The next thing you can do is to get backlinks by advertising for queries with “link intent.”Some people will naturally earn links consistently simply because they rank at the top of Google. And that’s one of the huge benefits to Google search ads. You can pay to have your page appear at the top of Google’s search results. But you can’t just advertise for any keyword and expect it to lead to backlinks. Otherwise, you’d burn through your budget with little to show. So the goal is to earn backlinks at a reasonable cost, whatever that might be to you. And the best way to do that is to bid on queries that have so-called “link intent”, meaning, the people searching for the query are actually looking for resources to link to. And who are these people?
Bloggers and journalists. Now, finding these queries can be tough and you really won’t know the outcome until you’ve actually paid for the ads and waited for a reasonable period of time. And there are other factors that come into play like the quality of your content. Meaning… if your content is poor, then ads aren’t a magical formula to attract links. But one type of content that we’ve tested with great results are statistics pages.
For example, we spent around $1,200 on Google ads promoting this page on SEO statistics. The ads actually resulted in a good number of high-quality backlinks and it helped us rank in position 1 and 2 for our target queries. To find topics worth targeting, you can use a tool like Ahrefs’ Keywords Explorer and search for topics related to your industry. So in our case, that would be SEO, content marketing, and blogging. Next, go to the Phrase Match Report. Finally, hit the Include button and search for the word statistics. And now you’ll see the keyword metrics for each of these queries. Now, this only tells us about the number of monthly searches you can expect from a specific country. But it doesn’t affirm the fact that you can get links from it. So the next thing you’ll want to do is to hit the SERP button to see the metrics on the top 10 ranking pages.

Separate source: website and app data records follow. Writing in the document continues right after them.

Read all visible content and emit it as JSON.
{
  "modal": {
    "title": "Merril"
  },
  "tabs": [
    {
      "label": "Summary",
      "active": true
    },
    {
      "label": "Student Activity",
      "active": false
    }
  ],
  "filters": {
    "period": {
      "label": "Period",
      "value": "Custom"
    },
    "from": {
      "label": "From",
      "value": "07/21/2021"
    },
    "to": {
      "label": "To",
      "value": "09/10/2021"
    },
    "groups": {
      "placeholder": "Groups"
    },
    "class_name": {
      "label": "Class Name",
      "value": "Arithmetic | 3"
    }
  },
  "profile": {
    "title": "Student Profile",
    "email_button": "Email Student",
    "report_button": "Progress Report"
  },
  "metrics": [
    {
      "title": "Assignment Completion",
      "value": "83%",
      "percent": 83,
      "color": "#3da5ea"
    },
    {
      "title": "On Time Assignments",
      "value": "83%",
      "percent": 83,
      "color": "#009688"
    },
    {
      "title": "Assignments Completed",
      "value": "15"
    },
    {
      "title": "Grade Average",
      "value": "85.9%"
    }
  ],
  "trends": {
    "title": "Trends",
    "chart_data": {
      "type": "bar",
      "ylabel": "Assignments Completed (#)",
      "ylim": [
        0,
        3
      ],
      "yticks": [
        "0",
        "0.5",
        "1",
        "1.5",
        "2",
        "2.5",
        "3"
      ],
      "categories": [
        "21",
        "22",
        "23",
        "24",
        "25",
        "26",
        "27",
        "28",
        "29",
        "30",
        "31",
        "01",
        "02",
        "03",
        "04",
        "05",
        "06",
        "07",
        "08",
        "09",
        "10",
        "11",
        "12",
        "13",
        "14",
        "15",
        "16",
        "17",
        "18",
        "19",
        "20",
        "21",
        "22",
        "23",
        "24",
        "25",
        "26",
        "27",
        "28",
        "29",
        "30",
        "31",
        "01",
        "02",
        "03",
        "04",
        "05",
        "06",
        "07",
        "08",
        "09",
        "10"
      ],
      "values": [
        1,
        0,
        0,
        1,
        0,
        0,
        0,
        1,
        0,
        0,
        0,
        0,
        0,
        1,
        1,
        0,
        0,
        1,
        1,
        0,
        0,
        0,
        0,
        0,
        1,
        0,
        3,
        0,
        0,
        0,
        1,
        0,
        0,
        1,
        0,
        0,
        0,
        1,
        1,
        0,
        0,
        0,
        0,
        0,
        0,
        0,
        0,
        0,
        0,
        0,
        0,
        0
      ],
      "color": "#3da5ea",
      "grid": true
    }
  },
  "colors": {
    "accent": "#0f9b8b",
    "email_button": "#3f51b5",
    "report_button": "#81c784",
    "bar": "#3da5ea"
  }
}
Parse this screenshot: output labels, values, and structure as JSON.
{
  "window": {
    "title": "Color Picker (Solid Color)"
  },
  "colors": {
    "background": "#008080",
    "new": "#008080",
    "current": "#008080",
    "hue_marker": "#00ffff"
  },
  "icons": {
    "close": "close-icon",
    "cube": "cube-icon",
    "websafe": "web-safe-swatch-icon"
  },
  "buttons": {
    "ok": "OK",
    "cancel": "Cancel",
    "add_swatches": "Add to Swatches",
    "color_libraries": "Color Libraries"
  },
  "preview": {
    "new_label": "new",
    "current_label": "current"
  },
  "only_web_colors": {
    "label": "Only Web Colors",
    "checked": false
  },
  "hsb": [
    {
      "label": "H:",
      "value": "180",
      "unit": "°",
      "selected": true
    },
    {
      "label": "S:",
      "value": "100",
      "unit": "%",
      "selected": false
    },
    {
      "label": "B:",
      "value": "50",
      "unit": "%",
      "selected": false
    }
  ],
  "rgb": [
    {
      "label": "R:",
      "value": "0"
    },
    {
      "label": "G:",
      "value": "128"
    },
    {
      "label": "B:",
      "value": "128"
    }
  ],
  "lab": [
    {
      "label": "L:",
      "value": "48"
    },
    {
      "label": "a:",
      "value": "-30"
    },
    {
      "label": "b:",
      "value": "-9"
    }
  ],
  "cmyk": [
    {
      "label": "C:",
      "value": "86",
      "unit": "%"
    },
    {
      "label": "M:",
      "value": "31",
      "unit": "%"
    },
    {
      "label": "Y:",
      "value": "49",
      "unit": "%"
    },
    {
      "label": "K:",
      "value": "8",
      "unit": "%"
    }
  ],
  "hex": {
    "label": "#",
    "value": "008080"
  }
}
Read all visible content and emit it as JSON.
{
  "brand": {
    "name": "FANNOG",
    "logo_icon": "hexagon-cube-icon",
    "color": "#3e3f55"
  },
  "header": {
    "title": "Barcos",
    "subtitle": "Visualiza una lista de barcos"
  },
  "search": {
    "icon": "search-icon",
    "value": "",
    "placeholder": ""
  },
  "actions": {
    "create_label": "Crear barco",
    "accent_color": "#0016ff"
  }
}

And all you’re really looking for is to see if the top pages have a lot of referring domains pointing at them. And in the case for content marketing statistics, they do. But this still doesn’t tell us whether these pages are earnings links on a consistent basis. So to dig deeper, just click on the caret beside one of the top-ranking URLs and go to the Overview page. And as you can see from this graph, they’ve had a steady growth in new referring domains since December 2018. And if we look at Optinmonster’s ranking history for that keyword, you’ll see that December 2018is also around the time when they started ranking at the top of Google. If this strategy interests you,
then I highly recommend watching our full case study on how we built links to our statistics page with Google ads, which I’ll link up in the description. Now, these are just a few tactics that I’ve found to be the most actionable so feel free to try them out and if you enjoyed this tutorial, then make sure to like share and subscribe for more actionable SEO and marketing